Although the fatal “ambush-style” shootings in Des Moines, Iowa happened hundreds of miles away, it still hits close to home for Woburn Police Chief Robert Ferullo.
“The randomness of what happened last night maybe makes us worry a little bit more; worried about copycats,” says Chief Ferullo. “So you always worry.”
Woburn Police have experienced this type of tragedy. Officer John Maguire was killed in December 2010. Nine months later, another officer was shot on duty.
“Emotionally, it’s something you think about every day,” Ferullo recalls.
Chief Ferullo says the death of a fellow officer, or a situation like Iowa where officers were targeted, does take an emotional toll, but he won’t let it affect him.
“You can’t let it become your focus,” Ferullo explains. “At the end of the day you have to go do your job.”
Police officers are often exposed to violence, which is why the Critical Incident Stress Management Team was started.
Cambridge Police along with seven other departments are working together to help officers deal with the emotional burden of responding to incidents like the Iowa shootings or the shooting of two officers in East Boston last month.
The goal of the group is to offer diffusion, where police are counseled by fellow officers after critical incidents.

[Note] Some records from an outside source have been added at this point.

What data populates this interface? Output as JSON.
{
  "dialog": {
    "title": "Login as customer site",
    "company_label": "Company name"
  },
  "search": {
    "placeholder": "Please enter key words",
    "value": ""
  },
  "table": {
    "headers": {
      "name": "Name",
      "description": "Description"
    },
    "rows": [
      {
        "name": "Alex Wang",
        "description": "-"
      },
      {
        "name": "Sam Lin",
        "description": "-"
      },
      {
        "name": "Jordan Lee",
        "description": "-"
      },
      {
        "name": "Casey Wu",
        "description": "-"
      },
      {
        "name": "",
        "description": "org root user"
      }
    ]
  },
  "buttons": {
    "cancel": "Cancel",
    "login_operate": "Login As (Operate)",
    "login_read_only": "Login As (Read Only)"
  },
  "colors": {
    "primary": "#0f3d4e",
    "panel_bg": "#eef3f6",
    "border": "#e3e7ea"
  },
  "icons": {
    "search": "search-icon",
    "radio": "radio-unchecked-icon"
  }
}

According to the chief, “these incidents are like brick in a backpack. Once that backpack gets filled it’s going to drag you down.”
But the Critical Incident Stress Management Team hopes to combat this feeling and give officers the help they need.